Puddles with 10 million times more radioactivity than would be found in water in a normally functioning nuclear reactor have been discovered at the crippled Fukushima Daiichi facility, Japanese officials said Sunday, raising new questions about the extent of damage to reactor No. 2 and the threat to workers there.
The water was found in the turbine building of the No. 2 reactor, and Tokyo Electric Power Co. said it was trying to pinpoint the source of the radiation. The Nucelar and Industrial Safety Agency said the water was 10,000 times as radioactive as the water at the No. 3 reactor trubine building where two workers were injured last week.
It was not immediately clear to what extent the discovery of the extremely high radiation at reactor No. 2 would slow efforts to stabilize the facility, which was severely crippled by the March 11 earthquake and tsunami that rocked Japan.
At a news conference Sunday afternoon, Chief Cabinet Secretary Yukio Edano said, “We are committed to no further such accidents” adding that removing the highly radioactive water would “take time.” It was unclear whether the water could be removed without humans performing the work, or by some other means.
Naoto Sekimura, a nuclear expert from the University of Tokyo, told NHK news that the radioactive water found at reactor No. 2 may be coming from the damaged suppression pool, a doughnut-shaped reservoir at the bottom of the reactor’s containment vessel.

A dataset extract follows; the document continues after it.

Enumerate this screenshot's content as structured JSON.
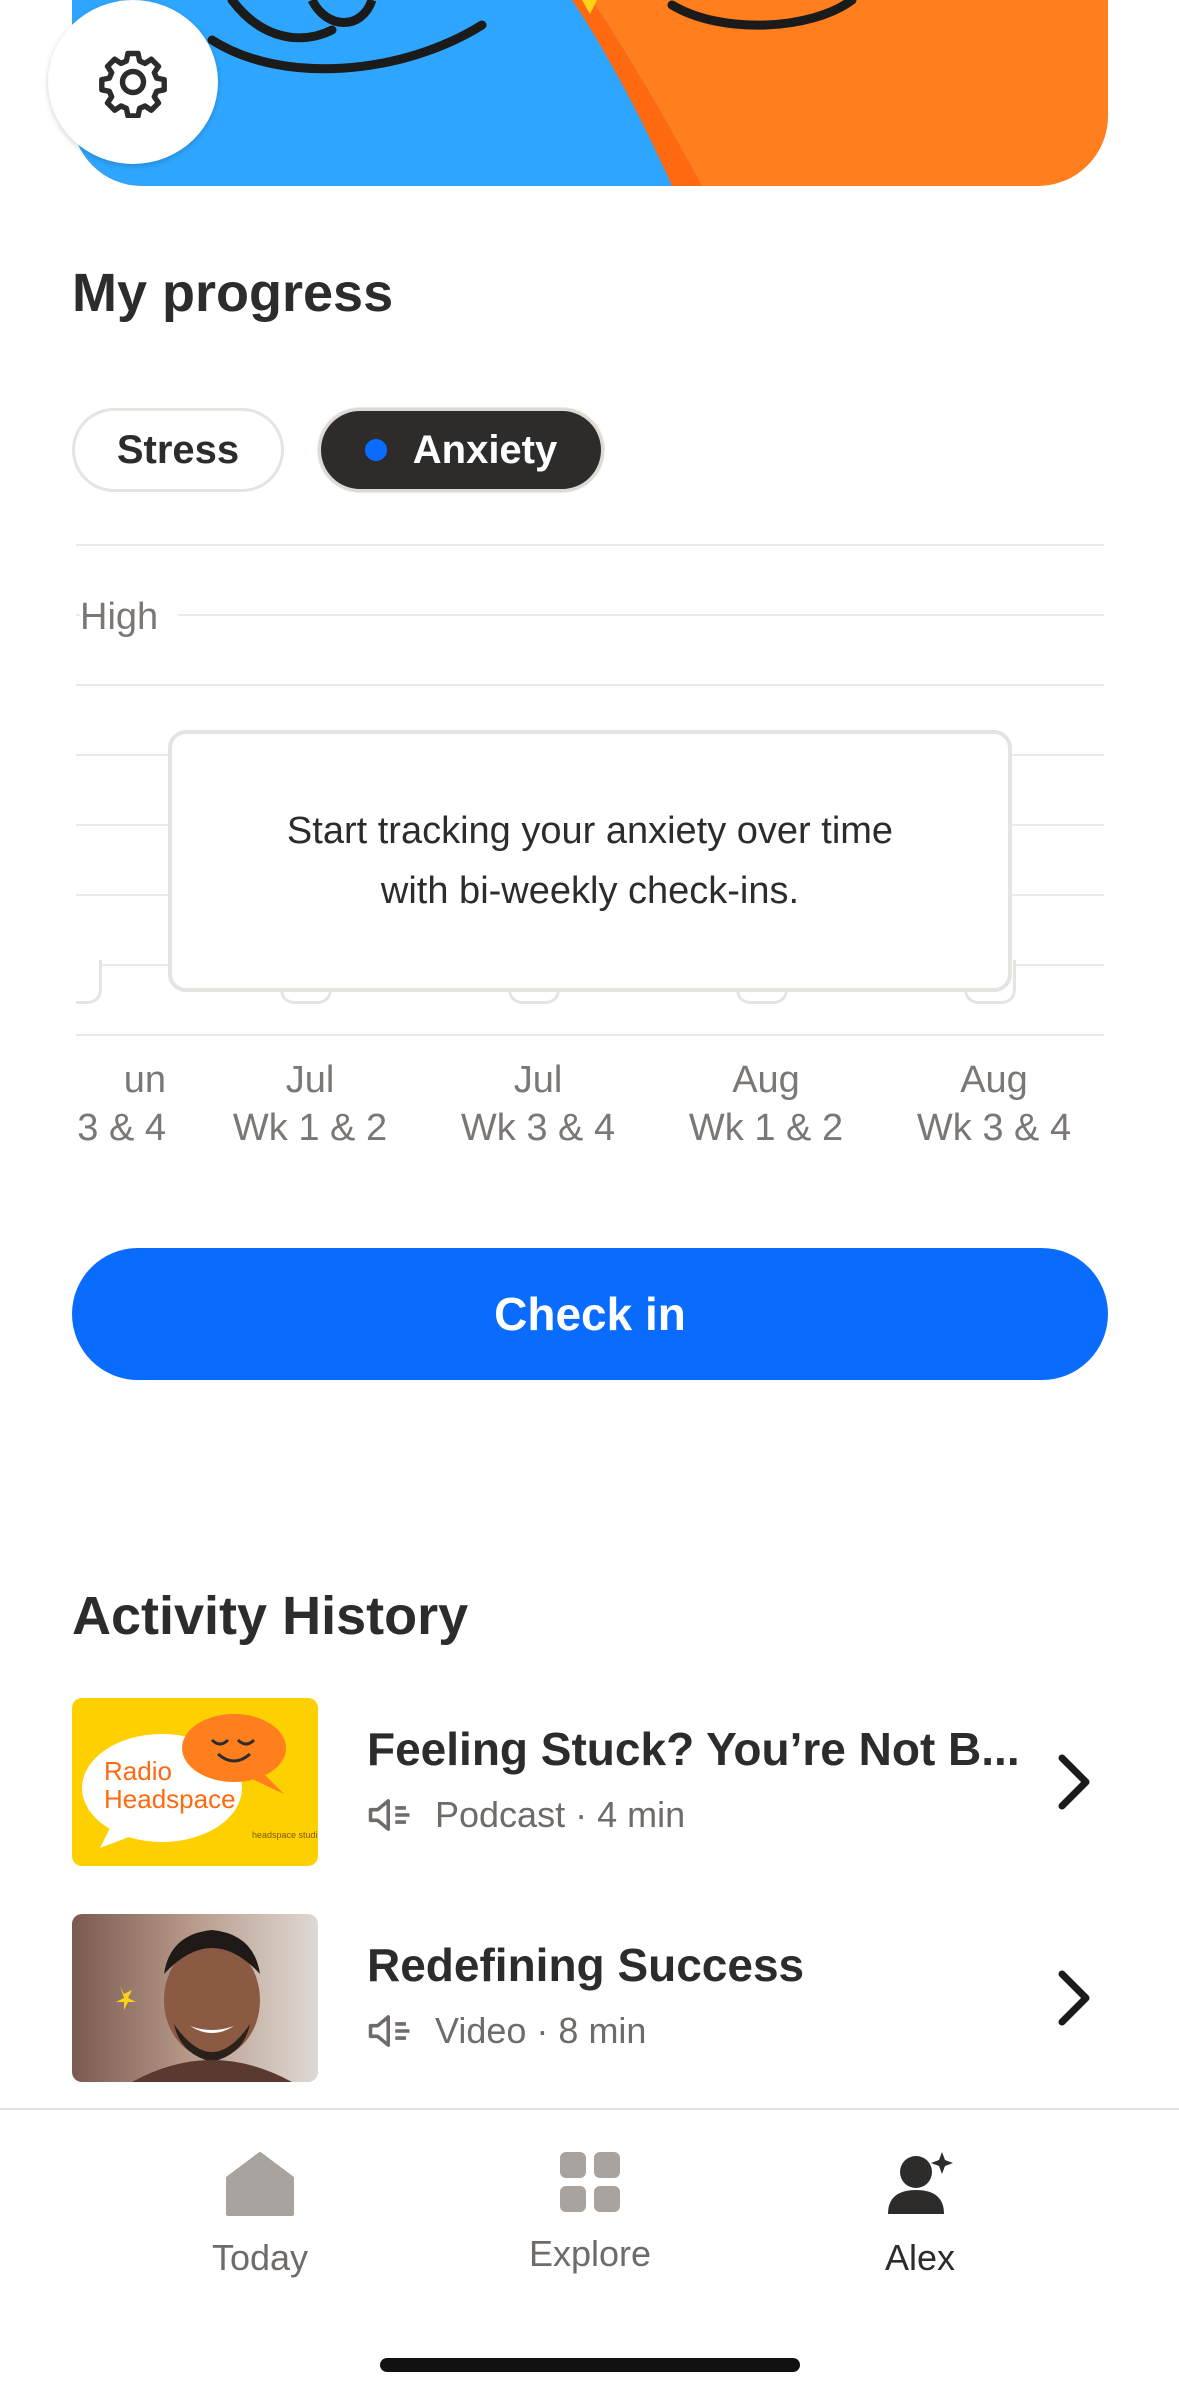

The suppression pool at reactor No. 2 is believed to have been damaged in an explosion several days after the quake and tsunami.
Edano, speaking earlier on a Sunday TV talk show, said the radioactive water is “almost certainly” seeping from a reactor core, the Associated Press reported.
On Saturday, the utility admitted that it had failed to adequately warn workers about dangerous radioactive water at the plant.
Edano chastised the company, known as TEPCO, saying Saturday that it needed to share information more quickly and, unless it does so, “the government will not be able to give appropriate instructions and [the company] will make workers, and eventually the public, distrustful,” according to Kyodo News.
TEPCO officials apologized for the lapse but also noted that workers had ignored alarms that had alerted them to high levels of radiation in the work area.
Leakage of radiation beyond the main reactor buildings continues to be a cause for concern.
Levels of radioactive iodine as much as 1,250 times higher than the benchmark considered safe were found in seawater about 1,000 feet from the complex, officials said Saturday. However, experts said the radiation would quickly disperse and would not pose a threat to people nearby or to sea life.
People within 12 miles of the plant were evacuated shortly after the earthquake and tsunami struck; those living within 18 miles have been told to stay indoors to avoid radiation exposure. But in recent days, the government has urged people living within 18 miles of the plant to leave their homes voluntarily as supplies in the region have been hard to come by.
Asked at the news conference Sunday afternoon whether the government was considering mandating evacuation of the 18-mile zone, Edano said the government was “keeping all options open.”